Now is as good a time as any to talk about the NASCAR Cup Series’ playoff picture. Against big odds, the series has entered the second half of its 26-race regular season and suddenly only 11 races remain until the postseason begins at Darlington Raceway. Winning more or less assures a driver’s playoff participation, while those who go without must rely on the mercy of points.
Erik Jones, driver of the No. 20 Joe Gibbs Racing Toyota, is currently the 16th and final name on the guest list as the postseason preparty rolls on. After this weekend’s historic Cup Series doubleheader at Pocono Raceway, Jones is up 14 points on Austin Dillon, his closest competitor for the slot. This posting comes after Jones finished a season-best third at the Pocono 350 event on Sunday afternoon.
Jones reflected on his playoff quest during a postrace conference call hosted on Zoom.
“I think we’re so much better than (16th) that it doesn’t really even play into my mind I know if we just kind of do what we need to do, things will kind of work out,” Jones said when asked if he or his No. 20 squad looks at the standings at a time like this. “It’s not really even a question in my mind at this point, making the Playoffs or not. I feel like we’ll be strong enough here to get a win at a race here in the next month or two somewhere. I don’t think that’s really in my mind. We just have a good enough car, a good enough team. We just got to clean some things up, have some things go our way. I don’t really believe in luck that much. You keep chugging along, things will go your way eventually.”
All things considered, it’s actually a solid position for Jones to be in. The weekend began with him on the outside looking in, a mere point behind rookie Tyler Reddick for the final spot. Those who crave playoff drama were no doubt intrigued by an incident that befell Jones, as he ironically crashed with Reddick on the 70th of 130 laps during Saturday’s Pocono Organics 325 in partnership with Rodale Institute. While Reddick was able to muster a 30th-place finish running four laps off the pace, Jones’ Toyota was damaged beyond repair, relegating him to 38th.
When Reddick endured mechanical problems at the start of the second part, a 350-mile event on Sunday, he took full advantage.
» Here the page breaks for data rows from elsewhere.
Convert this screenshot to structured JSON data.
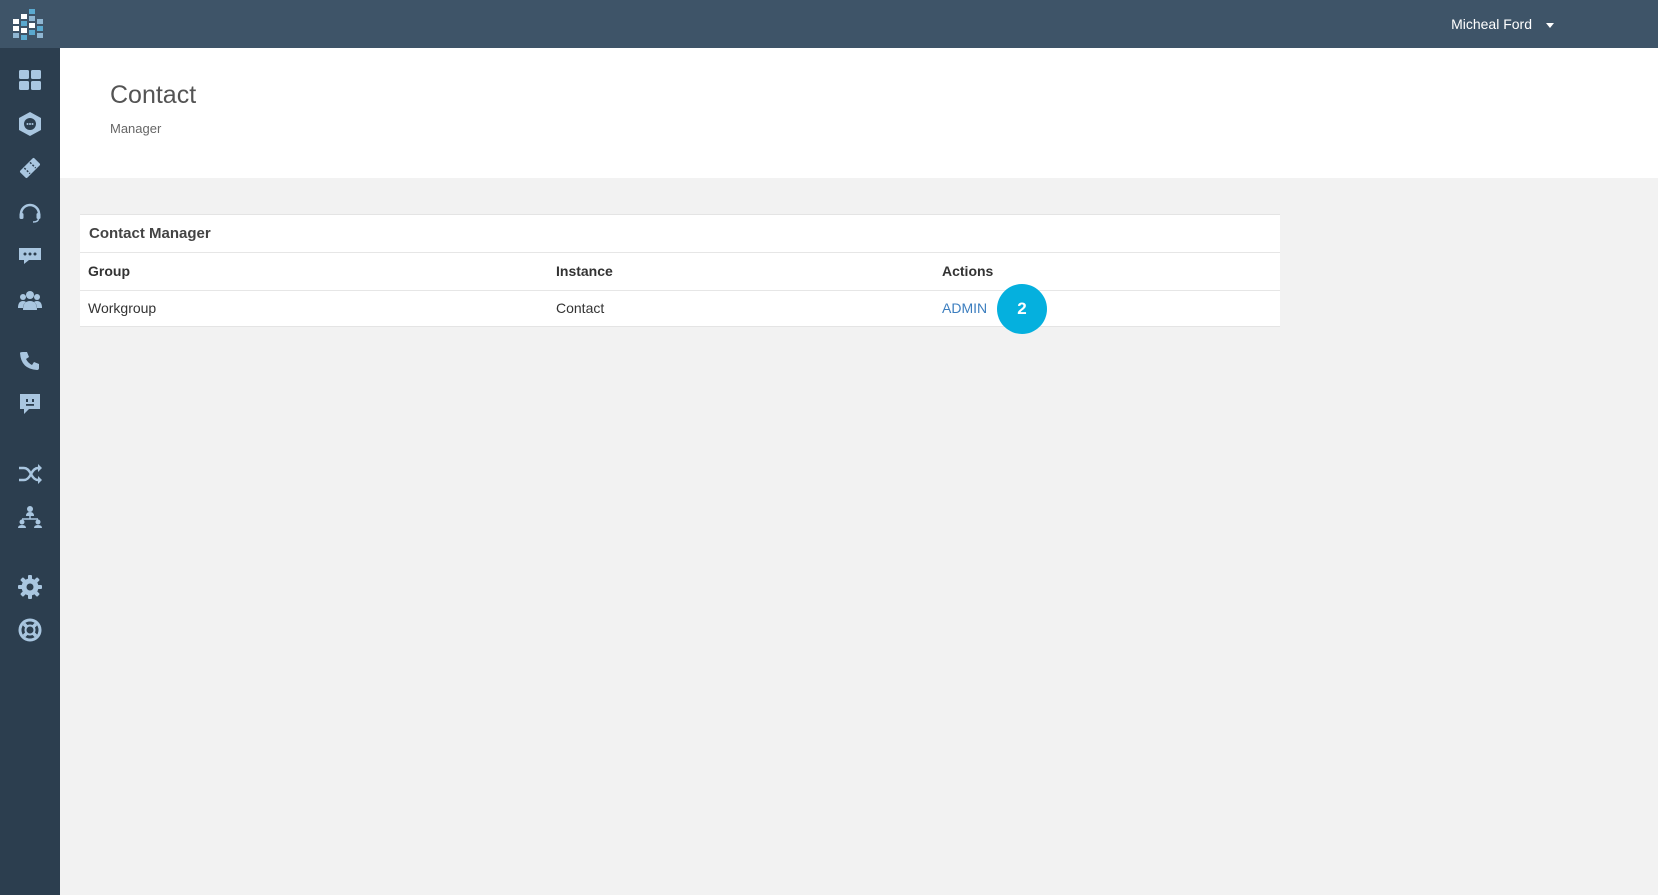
{
  "header": {
    "user_name": "Micheal Ford"
  },
  "sidebar": {
    "items": [
      {
        "icon": "dashboard-icon"
      },
      {
        "icon": "hexagon-chat-icon"
      },
      {
        "icon": "ticket-icon"
      },
      {
        "icon": "headset-icon"
      },
      {
        "icon": "chat-bubble-icon"
      },
      {
        "icon": "users-icon"
      },
      {
        "icon": "phone-icon"
      },
      {
        "icon": "message-icon"
      },
      {
        "icon": "shuffle-icon"
      },
      {
        "icon": "org-chart-icon"
      },
      {
        "icon": "gear-icon"
      },
      {
        "icon": "lifebuoy-icon"
      }
    ]
  },
  "page": {
    "title": "Contact",
    "subtitle": "Manager"
  },
  "panel": {
    "title": "Contact Manager",
    "columns": [
      "Group",
      "Instance",
      "Actions"
    ],
    "rows": [
      {
        "group": "Workgroup",
        "instance": "Contact",
        "action": "ADMIN"
      }
    ]
  },
  "step_badge": "2",
  "colors": {
    "topbar": "#3e5468",
    "sidebar": "#2c3e4f",
    "link": "#3c7ebf",
    "badge": "#05b0de"
  }
}
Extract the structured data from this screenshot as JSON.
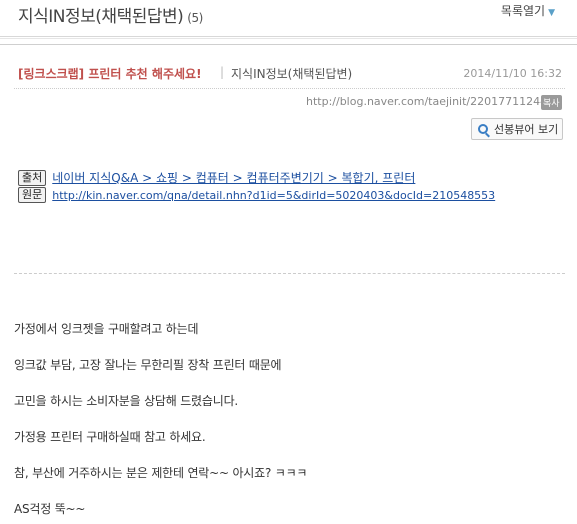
{
  "header": {
    "category_title": "지식IN정보(채택된답변)",
    "category_count": "(5)",
    "list_toggle_label": "목록열기"
  },
  "post": {
    "title": "[링크스크랩] 프린터 추천 해주세요!",
    "category": "지식IN정보(채택된답변)",
    "date": "2014/11/10 16:32",
    "url": "http://blog.naver.com/taejinit/220177112445",
    "copy_badge": "복사",
    "neighbor_button_label": "선봉뷰어 보기"
  },
  "source": {
    "source_tag": "출처",
    "source_path": "네이버 지식Q&A > 쇼핑 > 컴퓨터 > 컴퓨터주변기기 > 복합기, 프린터",
    "origin_tag": "원문",
    "origin_url": "http://kin.naver.com/qna/detail.nhn?d1id=5&dirId=5020403&docId=210548553"
  },
  "body": {
    "lines": [
      "가정에서 잉크젯을 구매할려고 하는데",
      "잉크값 부담, 고장 잘나는 무한리필 장착 프린터 때문에",
      "고민을 하시는 소비자분을 상담해 드렸습니다.",
      "가정용 프린터 구매하실때 참고 하세요.",
      "참, 부산에 거주하시는 분은 제한테 연락~~  아시죠? ㅋㅋㅋ",
      "AS걱정 뚝~~"
    ]
  },
  "colors": {
    "title_red": "#c0504d",
    "link_blue": "#1c4fa0",
    "icon_blue": "#3a7ec4"
  }
}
His Toyota wasn’t fast enough to run with his teammate, race-winner Denny Hamlin, but Jones kept a wave of decent momentum going with a relative bronze medal at the 2.5-mile track’s 2020 finale. It’s his second top-five finish over the last three races, having managed a fifth-place showing after being involved in the topsy-turvy ending at Talladega.
“I think we’ve been pretty fast every week,” he said. “I can’t think of a race other than Martinsville where we didn’t have good speed. It’s unfortunate we haven’t finished as good as we’ve ran at some races. I think that’s going to come around. You can’t have things go wrong every single week.”
“It was a good day today. The Craftsman Camry was pretty quick. It’s good to get a good finish. …I wish we could get some more finishes. I feel like we’re moving in the right direction.”
Jones is in his third season of Cup Series racing with Gibbs. He’s looking for a third playoff berth that would match his seasons in the No. 20…one that would certainly come in handy during contract negotiations.
The 2015 NASCAR Camping World (now Gander RT & Outdoor) Truck Series champion is slated to be a free agent at the end of the 2020 season. If Jones hits the market, he could get lost in a crowded picture that might also include former series champion Brad Keselowski, as well as fellow playoff participants Alex Bowman and Ryan Blaney. After his second top-five run in the span of a calendar week, Jones expressed confidence that a new deal could be done and he would remain in the No. 20 stable.
“We started talking to them about next year, what we’re going to do moving forward,” Jones reported. “I feel like right now that’s kind of the plan, is working with them. We’ll see what happens. But I feel good about it right now moving forward.”
Jones and the Cup Series stars return to action at the Indianapolis Motor Speedway next Sunday afternoon for the Big Machine Vodka 400 Powered by Florida Georgia Line (4 p.m. ET, NBC). He owns a runner-up finish at IMS, coming home second to Keselowski in the 2018 event.